-- Opening Marker --

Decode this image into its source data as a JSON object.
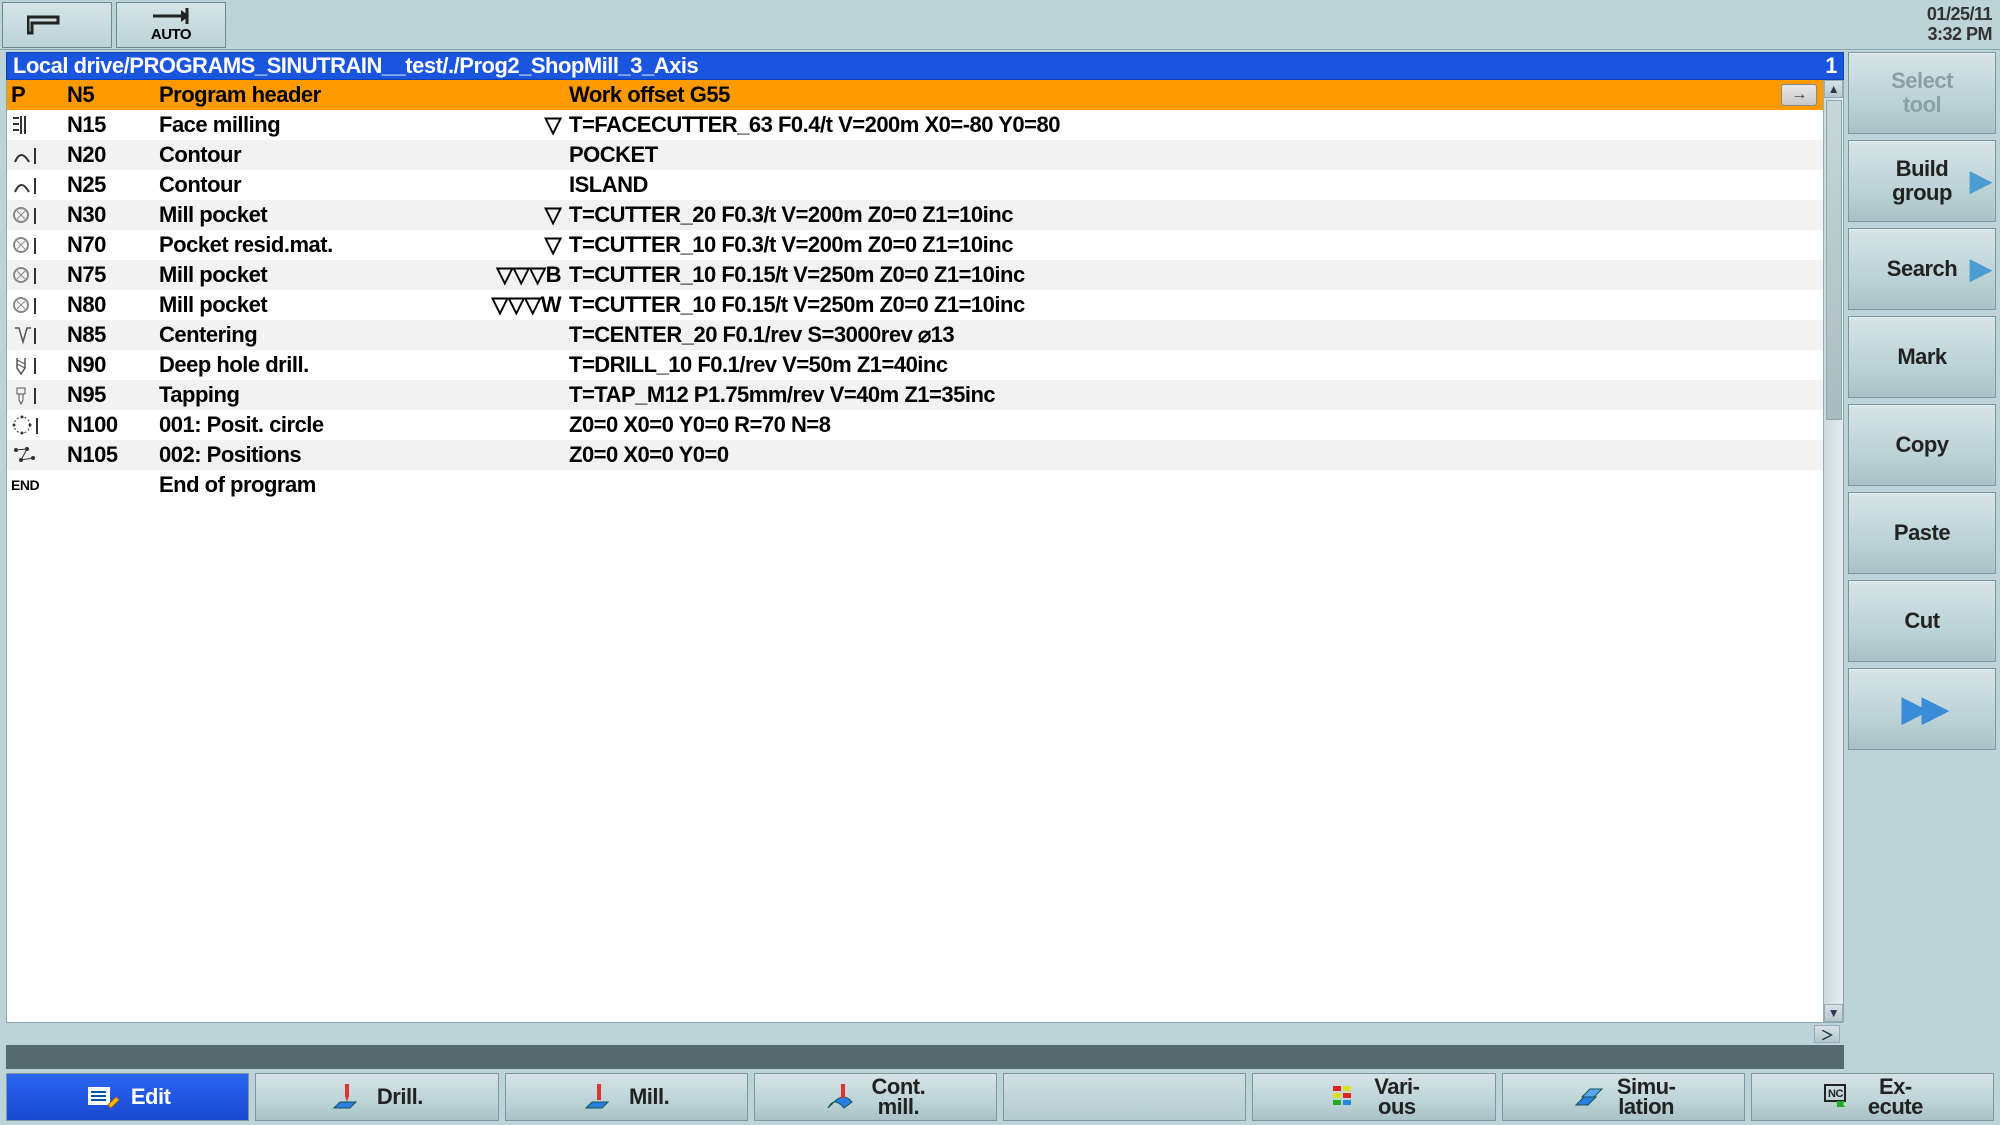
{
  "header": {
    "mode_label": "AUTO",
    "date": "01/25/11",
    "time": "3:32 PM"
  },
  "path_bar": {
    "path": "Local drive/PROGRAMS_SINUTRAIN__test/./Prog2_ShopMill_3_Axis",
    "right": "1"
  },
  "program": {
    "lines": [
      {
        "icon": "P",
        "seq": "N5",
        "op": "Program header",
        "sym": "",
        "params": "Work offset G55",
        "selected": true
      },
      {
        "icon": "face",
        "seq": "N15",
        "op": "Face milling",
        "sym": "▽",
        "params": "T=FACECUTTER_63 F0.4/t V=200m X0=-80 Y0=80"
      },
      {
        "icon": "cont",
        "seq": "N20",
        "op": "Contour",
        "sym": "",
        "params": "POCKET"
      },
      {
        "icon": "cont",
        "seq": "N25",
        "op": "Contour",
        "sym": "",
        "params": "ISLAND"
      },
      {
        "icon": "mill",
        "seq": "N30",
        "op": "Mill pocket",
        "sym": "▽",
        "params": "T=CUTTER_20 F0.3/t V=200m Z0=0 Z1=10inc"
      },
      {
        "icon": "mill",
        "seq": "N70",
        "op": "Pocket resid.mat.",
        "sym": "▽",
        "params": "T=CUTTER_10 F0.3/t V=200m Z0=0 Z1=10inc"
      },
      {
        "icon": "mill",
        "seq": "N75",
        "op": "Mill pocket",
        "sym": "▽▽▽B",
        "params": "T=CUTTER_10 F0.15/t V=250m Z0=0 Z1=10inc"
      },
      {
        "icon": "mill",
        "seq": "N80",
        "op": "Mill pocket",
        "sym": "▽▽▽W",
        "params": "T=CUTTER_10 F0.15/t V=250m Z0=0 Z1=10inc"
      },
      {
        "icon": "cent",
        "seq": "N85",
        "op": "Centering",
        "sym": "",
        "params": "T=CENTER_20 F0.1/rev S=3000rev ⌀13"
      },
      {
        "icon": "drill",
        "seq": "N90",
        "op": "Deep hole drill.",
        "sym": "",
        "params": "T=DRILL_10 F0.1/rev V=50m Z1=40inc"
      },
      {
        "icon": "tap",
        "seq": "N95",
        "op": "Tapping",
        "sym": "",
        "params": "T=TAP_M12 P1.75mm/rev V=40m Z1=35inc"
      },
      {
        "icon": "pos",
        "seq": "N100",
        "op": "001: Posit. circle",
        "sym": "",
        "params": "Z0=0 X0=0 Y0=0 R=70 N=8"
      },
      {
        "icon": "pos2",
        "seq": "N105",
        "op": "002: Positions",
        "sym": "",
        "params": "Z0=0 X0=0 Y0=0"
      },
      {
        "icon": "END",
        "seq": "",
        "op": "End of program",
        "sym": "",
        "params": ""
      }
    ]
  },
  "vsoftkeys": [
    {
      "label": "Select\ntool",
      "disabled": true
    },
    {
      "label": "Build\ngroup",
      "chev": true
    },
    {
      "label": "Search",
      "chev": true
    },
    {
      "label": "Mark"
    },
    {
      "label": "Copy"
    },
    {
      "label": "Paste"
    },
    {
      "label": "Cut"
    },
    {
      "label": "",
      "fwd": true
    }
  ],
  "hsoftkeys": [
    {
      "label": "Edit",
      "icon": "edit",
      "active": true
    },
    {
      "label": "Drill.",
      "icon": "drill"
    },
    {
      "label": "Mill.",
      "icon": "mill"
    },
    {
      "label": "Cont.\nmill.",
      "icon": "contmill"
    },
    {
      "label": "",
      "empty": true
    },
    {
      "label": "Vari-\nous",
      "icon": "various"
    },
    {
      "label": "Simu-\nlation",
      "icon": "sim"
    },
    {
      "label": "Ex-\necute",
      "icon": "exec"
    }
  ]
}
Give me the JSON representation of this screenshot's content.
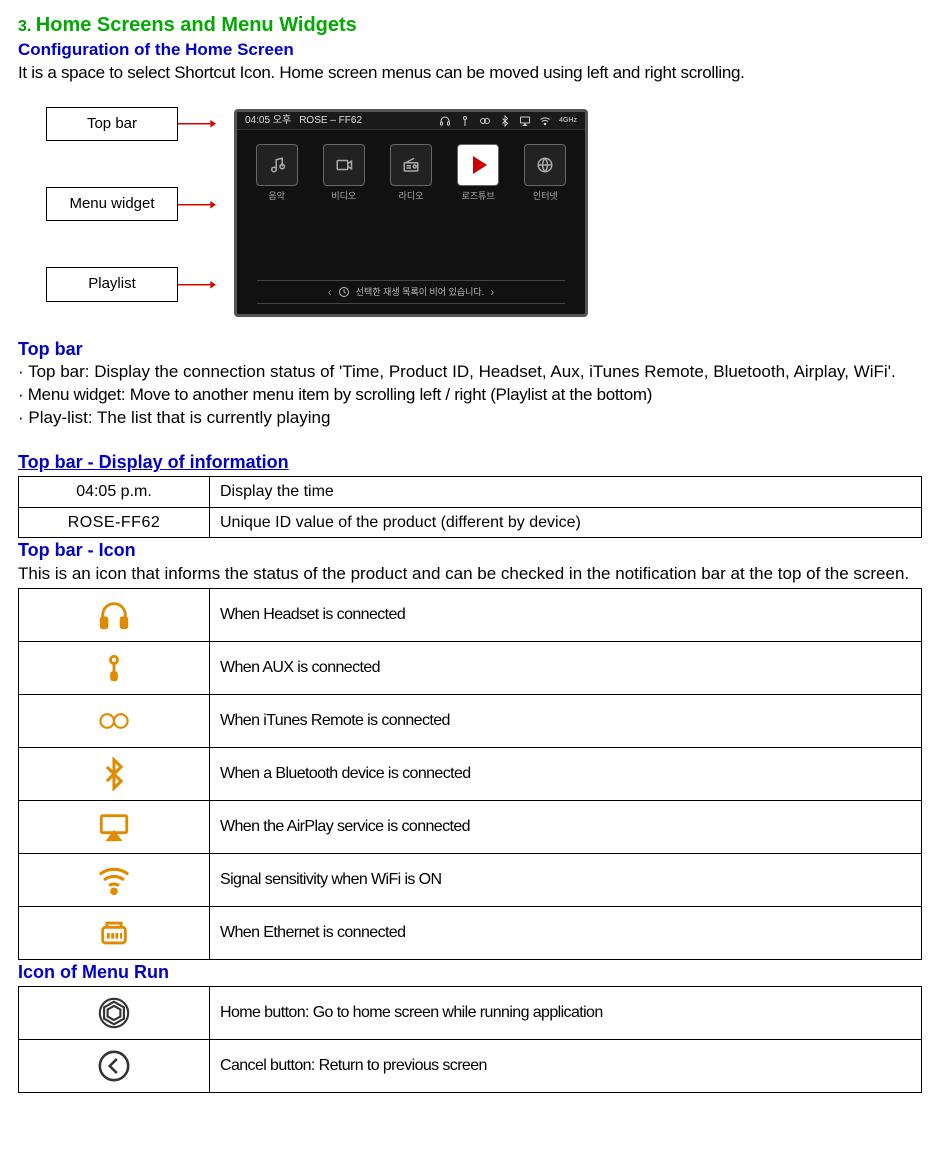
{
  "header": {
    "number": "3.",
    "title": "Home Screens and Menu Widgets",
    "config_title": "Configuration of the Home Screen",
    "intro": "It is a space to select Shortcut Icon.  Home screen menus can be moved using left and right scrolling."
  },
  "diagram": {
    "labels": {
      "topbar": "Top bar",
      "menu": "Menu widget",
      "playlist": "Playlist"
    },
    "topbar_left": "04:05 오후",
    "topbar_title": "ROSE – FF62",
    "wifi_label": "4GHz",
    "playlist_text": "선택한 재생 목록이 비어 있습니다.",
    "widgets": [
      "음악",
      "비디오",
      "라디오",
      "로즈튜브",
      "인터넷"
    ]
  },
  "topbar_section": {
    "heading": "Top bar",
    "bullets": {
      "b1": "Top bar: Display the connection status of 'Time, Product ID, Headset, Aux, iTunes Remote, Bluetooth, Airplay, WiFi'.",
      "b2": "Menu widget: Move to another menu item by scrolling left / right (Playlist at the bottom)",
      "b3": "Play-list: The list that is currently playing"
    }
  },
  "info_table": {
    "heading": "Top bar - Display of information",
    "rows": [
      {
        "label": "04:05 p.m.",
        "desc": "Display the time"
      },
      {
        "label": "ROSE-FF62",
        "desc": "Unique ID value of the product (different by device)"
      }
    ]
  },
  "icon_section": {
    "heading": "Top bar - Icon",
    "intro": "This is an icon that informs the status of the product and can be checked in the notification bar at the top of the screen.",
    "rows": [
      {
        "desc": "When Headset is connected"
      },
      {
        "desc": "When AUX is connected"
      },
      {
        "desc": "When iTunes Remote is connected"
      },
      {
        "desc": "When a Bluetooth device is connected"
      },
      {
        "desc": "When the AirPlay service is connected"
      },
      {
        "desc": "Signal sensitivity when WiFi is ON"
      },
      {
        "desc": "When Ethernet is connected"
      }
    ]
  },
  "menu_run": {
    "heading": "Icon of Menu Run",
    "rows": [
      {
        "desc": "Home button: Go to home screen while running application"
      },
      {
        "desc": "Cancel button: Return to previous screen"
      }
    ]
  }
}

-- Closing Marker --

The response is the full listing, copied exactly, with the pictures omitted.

▶ **Answer**:
Decode this image into its source data as a JSON object.
{
  "header": {
    "mode_label": "AUTO",
    "date": "01/25/11",
    "time": "3:32 PM"
  },
  "path_bar": {
    "path": "Local drive/PROGRAMS_SINUTRAIN__test/./Prog2_ShopMill_3_Axis",
    "right": "1"
  },
  "program": {
    "lines": [
      {
        "icon": "P",
        "seq": "N5",
        "op": "Program header",
        "sym": "",
        "params": "Work offset G55",
        "selected": true
      },
      {
        "icon": "face",
        "seq": "N15",
        "op": "Face milling",
        "sym": "▽",
        "params": "T=FACECUTTER_63 F0.4/t V=200m X0=-80 Y0=80"
      },
      {
        "icon": "cont",
        "seq": "N20",
        "op": "Contour",
        "sym": "",
        "params": "POCKET"
      },
      {
        "icon": "cont",
        "seq": "N25",
        "op": "Contour",
        "sym": "",
        "params": "ISLAND"
      },
      {
        "icon": "mill",
        "seq": "N30",
        "op": "Mill pocket",
        "sym": "▽",
        "params": "T=CUTTER_20 F0.3/t V=200m Z0=0 Z1=10inc"
      },
      {
        "icon": "mill",
        "seq": "N70",
        "op": "Pocket resid.mat.",
        "sym": "▽",
        "params": "T=CUTTER_10 F0.3/t V=200m Z0=0 Z1=10inc"
      },
      {
        "icon": "mill",
        "seq": "N75",
        "op": "Mill pocket",
        "sym": "▽▽▽B",
        "params": "T=CUTTER_10 F0.15/t V=250m Z0=0 Z1=10inc"
      },
      {
        "icon": "mill",
        "seq": "N80",
        "op": "Mill pocket",
        "sym": "▽▽▽W",
        "params": "T=CUTTER_10 F0.15/t V=250m Z0=0 Z1=10inc"
      },
      {
        "icon": "cent",
        "seq": "N85",
        "op": "Centering",
        "sym": "",
        "params": "T=CENTER_20 F0.1/rev S=3000rev ⌀13"
      },
      {
        "icon": "drill",
        "seq": "N90",
        "op": "Deep hole drill.",
        "sym": "",
        "params": "T=DRILL_10 F0.1/rev V=50m Z1=40inc"
      },
      {
        "icon": "tap",
        "seq": "N95",
        "op": "Tapping",
        "sym": "",
        "params": "T=TAP_M12 P1.75mm/rev V=40m Z1=35inc"
      },
      {
        "icon": "pos",
        "seq": "N100",
        "op": "001: Posit. circle",
        "sym": "",
        "params": "Z0=0 X0=0 Y0=0 R=70 N=8"
      },
      {
        "icon": "pos2",
        "seq": "N105",
        "op": "002: Positions",
        "sym": "",
        "params": "Z0=0 X0=0 Y0=0"
      },
      {
        "icon": "END",
        "seq": "",
        "op": "End of program",
        "sym": "",
        "params": ""
      }
    ]
  },
  "vsoftkeys": [
    {
      "label": "Select\ntool",
      "disabled": true
    },
    {
      "label": "Build\ngroup",
      "chev": true
    },
    {
      "label": "Search",
      "chev": true
    },
    {
      "label": "Mark"
    },
    {
      "label": "Copy"
    },
    {
      "label": "Paste"
    },
    {
      "label": "Cut"
    },
    {
      "label": "",
      "fwd": true
    }
  ],
  "hsoftkeys": [
    {
      "label": "Edit",
      "icon": "edit",
      "active": true
    },
    {
      "label": "Drill.",
      "icon": "drill"
    },
    {
      "label": "Mill.",
      "icon": "mill"
    },
    {
      "label": "Cont.\nmill.",
      "icon": "contmill"
    },
    {
      "label": "",
      "empty": true
    },
    {
      "label": "Vari-\nous",
      "icon": "various"
    },
    {
      "label": "Simu-\nlation",
      "icon": "sim"
    },
    {
      "label": "Ex-\necute",
      "icon": "exec"
    }
  ]
}
Give me the JSON representation of this screenshot's content.
{
  "header": {
    "number": "3.",
    "title": "Home Screens and Menu Widgets",
    "config_title": "Configuration of the Home Screen",
    "intro": "It is a space to select Shortcut Icon.  Home screen menus can be moved using left and right scrolling."
  },
  "diagram": {
    "labels": {
      "topbar": "Top bar",
      "menu": "Menu widget",
      "playlist": "Playlist"
    },
    "topbar_left": "04:05 오후",
    "topbar_title": "ROSE – FF62",
    "wifi_label": "4GHz",
    "playlist_text": "선택한 재생 목록이 비어 있습니다.",
    "widgets": [
      "음악",
      "비디오",
      "라디오",
      "로즈튜브",
      "인터넷"
    ]
  },
  "topbar_section": {
    "heading": "Top bar",
    "bullets": {
      "b1": "Top bar: Display the connection status of 'Time, Product ID, Headset, Aux, iTunes Remote, Bluetooth, Airplay, WiFi'.",
      "b2": "Menu widget: Move to another menu item by scrolling left / right (Playlist at the bottom)",
      "b3": "Play-list: The list that is currently playing"
    }
  },
  "info_table": {
    "heading": "Top bar - Display of information",
    "rows": [
      {
        "label": "04:05 p.m.",
        "desc": "Display the time"
      },
      {
        "label": "ROSE-FF62",
        "desc": "Unique ID value of the product (different by device)"
      }
    ]
  },
  "icon_section": {
    "heading": "Top bar - Icon",
    "intro": "This is an icon that informs the status of the product and can be checked in the notification bar at the top of the screen.",
    "rows": [
      {
        "desc": "When Headset is connected"
      },
      {
        "desc": "When AUX is connected"
      },
      {
        "desc": "When iTunes Remote is connected"
      },
      {
        "desc": "When a Bluetooth device is connected"
      },
      {
        "desc": "When the AirPlay service is connected"
      },
      {
        "desc": "Signal sensitivity when WiFi is ON"
      },
      {
        "desc": "When Ethernet is connected"
      }
    ]
  },
  "menu_run": {
    "heading": "Icon of Menu Run",
    "rows": [
      {
        "desc": "Home button: Go to home screen while running application"
      },
      {
        "desc": "Cancel button: Return to previous screen"
      }
    ]
  }
}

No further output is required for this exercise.